▸ SOURCE RECORDS
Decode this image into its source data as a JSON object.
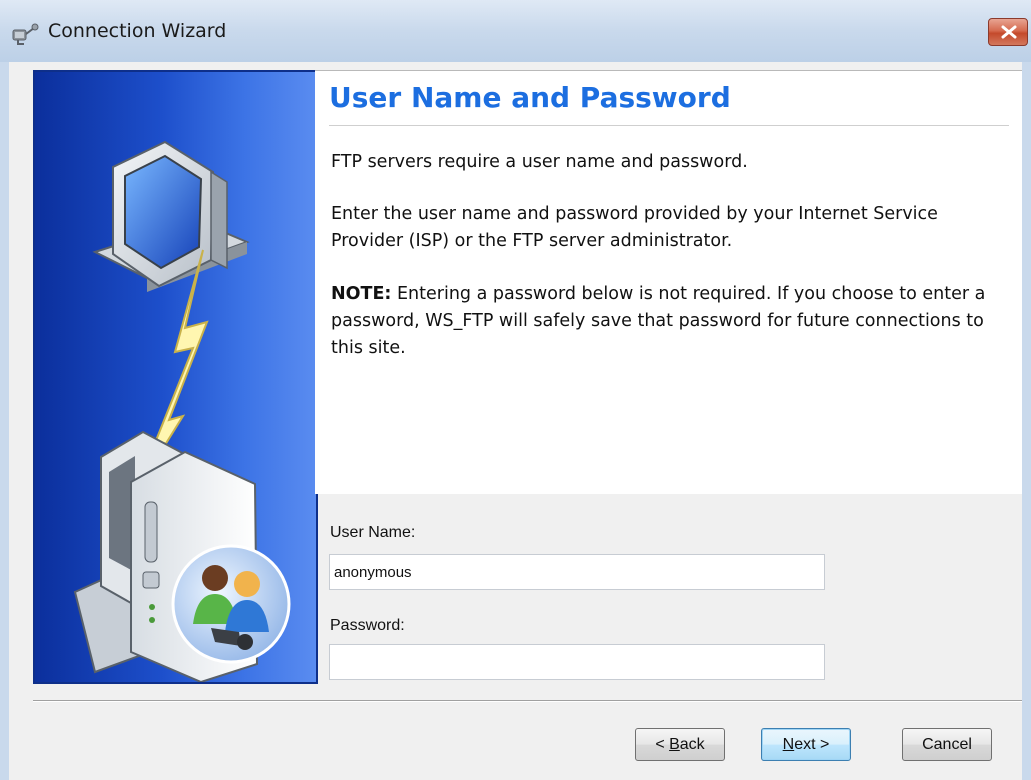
{
  "window": {
    "title": "Connection Wizard",
    "close_symbol": "x",
    "icon": "connection-wizard-icon"
  },
  "content": {
    "heading": "User Name and Password",
    "paragraph1": "FTP servers require a user name and password.",
    "paragraph2": "Enter the user name and password provided by your Internet Service Provider (ISP) or the FTP server administrator.",
    "note_label": "NOTE:",
    "note_text": " Entering a password below is not required. If you choose to enter a password, WS_FTP will safely save that password for future connections to this site."
  },
  "form": {
    "user_name_label": "User Name:",
    "user_name_value": "anonymous",
    "password_label": "Password:",
    "password_value": ""
  },
  "buttons": {
    "back_prefix": "< ",
    "back_accel": "B",
    "back_rest": "ack",
    "next_accel": "N",
    "next_rest": "ext >",
    "cancel": "Cancel"
  },
  "colors": {
    "heading": "#1c6ee0",
    "panel_blue": "#1d4fcb",
    "close_red": "#c44a2c"
  }
}
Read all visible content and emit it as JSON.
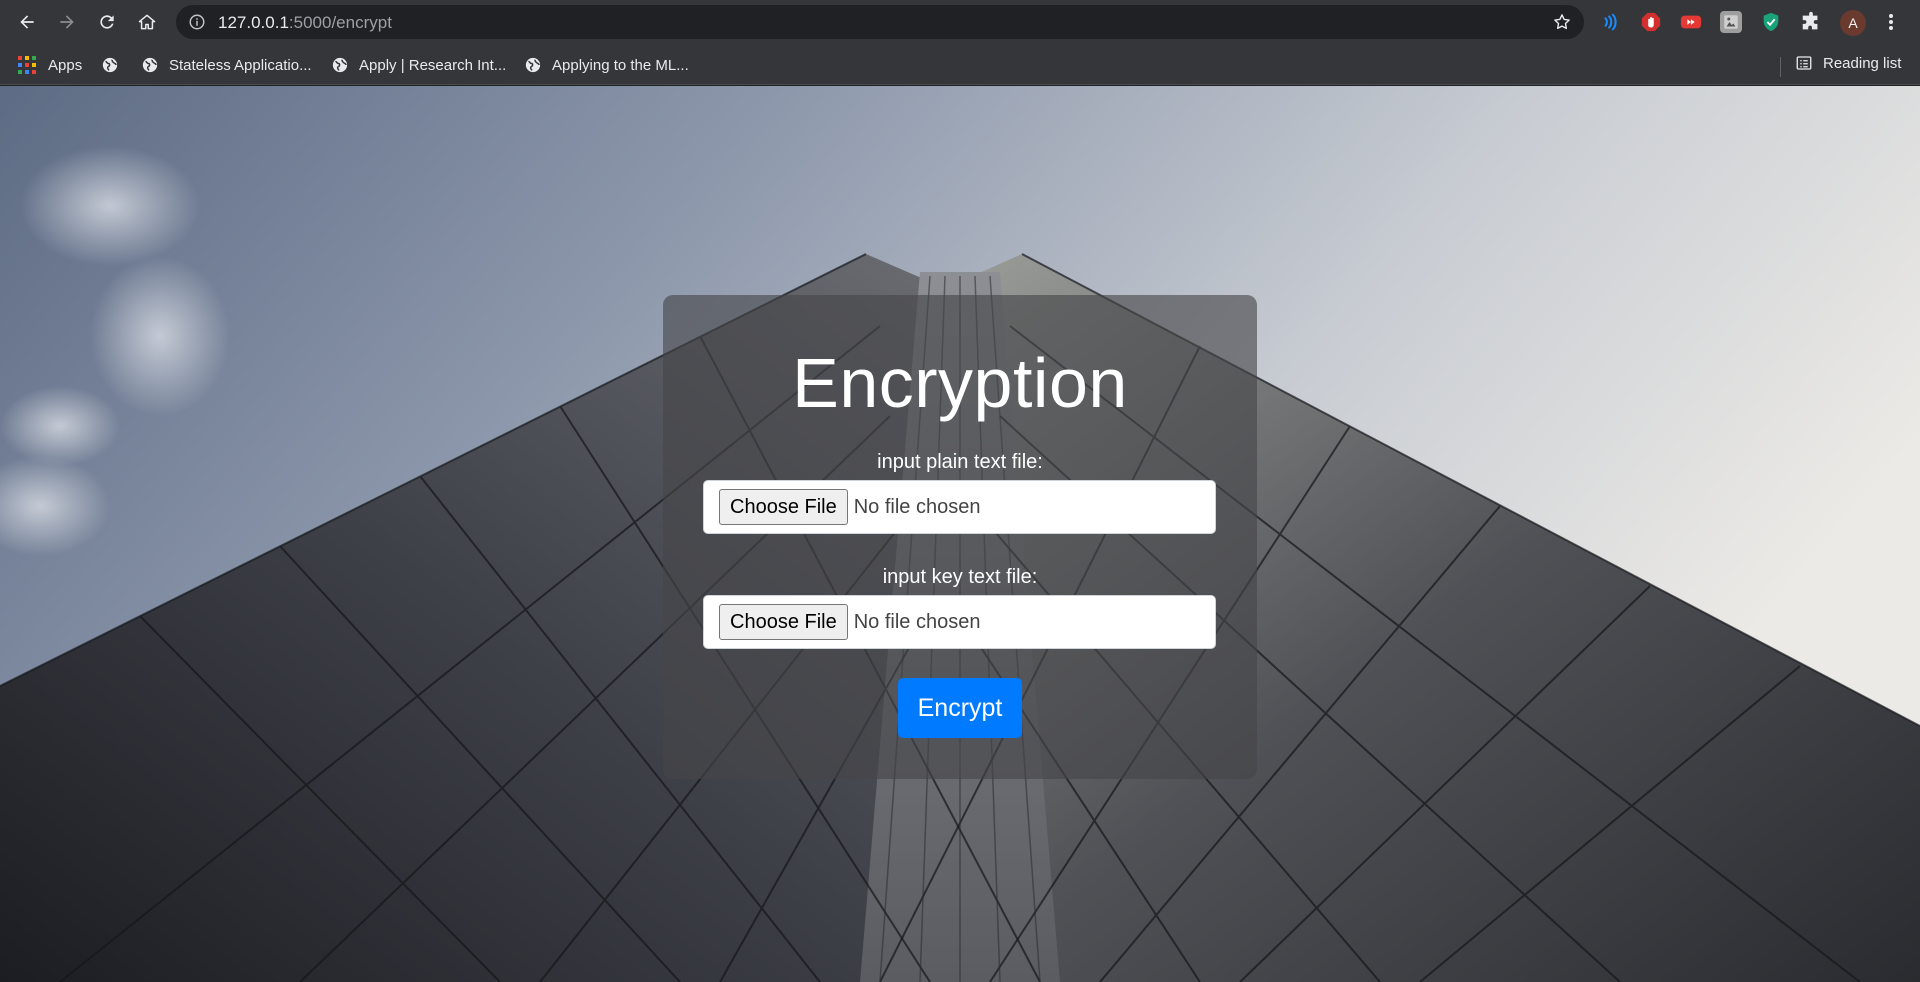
{
  "browser": {
    "url_host": "127.0.0.1",
    "url_path": ":5000/encrypt",
    "avatar_letter": "A",
    "bookmarks": [
      {
        "label": "Apps",
        "icon": "apps-grid-icon"
      },
      {
        "label": "",
        "icon": "globe-icon"
      },
      {
        "label": "Stateless Applicatio...",
        "icon": "globe-icon"
      },
      {
        "label": "Apply | Research Int...",
        "icon": "globe-icon"
      },
      {
        "label": "Applying to the ML...",
        "icon": "globe-icon"
      }
    ],
    "reading_list": "Reading list",
    "extensions": [
      "wifi-waves-icon",
      "stop-hand-icon",
      "youtube-icon",
      "puzzle-photo-icon",
      "shield-check-icon",
      "puzzle-icon"
    ]
  },
  "page": {
    "title": "Encryption",
    "plain_label": "input plain text file:",
    "key_label": "input key text file:",
    "choose_file": "Choose File",
    "no_file": "No file chosen",
    "encrypt_button": "Encrypt"
  },
  "colors": {
    "accent": "#007bff",
    "chrome": "#35363a"
  }
}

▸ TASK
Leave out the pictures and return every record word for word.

▸ YOUR RESPONSE
Decode this image into its source data as a JSON object.
{
  "window": {
    "title": "Connection Wizard",
    "close_symbol": "x",
    "icon": "connection-wizard-icon"
  },
  "content": {
    "heading": "User Name and Password",
    "paragraph1": "FTP servers require a user name and password.",
    "paragraph2": "Enter the user name and password provided by your Internet Service Provider (ISP) or the FTP server administrator.",
    "note_label": "NOTE:",
    "note_text": " Entering a password below is not required. If you choose to enter a password, WS_FTP will safely save that password for future connections to this site."
  },
  "form": {
    "user_name_label": "User Name:",
    "user_name_value": "anonymous",
    "password_label": "Password:",
    "password_value": ""
  },
  "buttons": {
    "back_prefix": "< ",
    "back_accel": "B",
    "back_rest": "ack",
    "next_accel": "N",
    "next_rest": "ext >",
    "cancel": "Cancel"
  },
  "colors": {
    "heading": "#1c6ee0",
    "panel_blue": "#1d4fcb",
    "close_red": "#c44a2c"
  }
}
Read all visible content and emit it as JSON.
{
  "browser": {
    "url_host": "127.0.0.1",
    "url_path": ":5000/encrypt",
    "avatar_letter": "A",
    "bookmarks": [
      {
        "label": "Apps",
        "icon": "apps-grid-icon"
      },
      {
        "label": "",
        "icon": "globe-icon"
      },
      {
        "label": "Stateless Applicatio...",
        "icon": "globe-icon"
      },
      {
        "label": "Apply | Research Int...",
        "icon": "globe-icon"
      },
      {
        "label": "Applying to the ML...",
        "icon": "globe-icon"
      }
    ],
    "reading_list": "Reading list",
    "extensions": [
      "wifi-waves-icon",
      "stop-hand-icon",
      "youtube-icon",
      "puzzle-photo-icon",
      "shield-check-icon",
      "puzzle-icon"
    ]
  },
  "page": {
    "title": "Encryption",
    "plain_label": "input plain text file:",
    "key_label": "input key text file:",
    "choose_file": "Choose File",
    "no_file": "No file chosen",
    "encrypt_button": "Encrypt"
  },
  "colors": {
    "accent": "#007bff",
    "chrome": "#35363a"
  }
}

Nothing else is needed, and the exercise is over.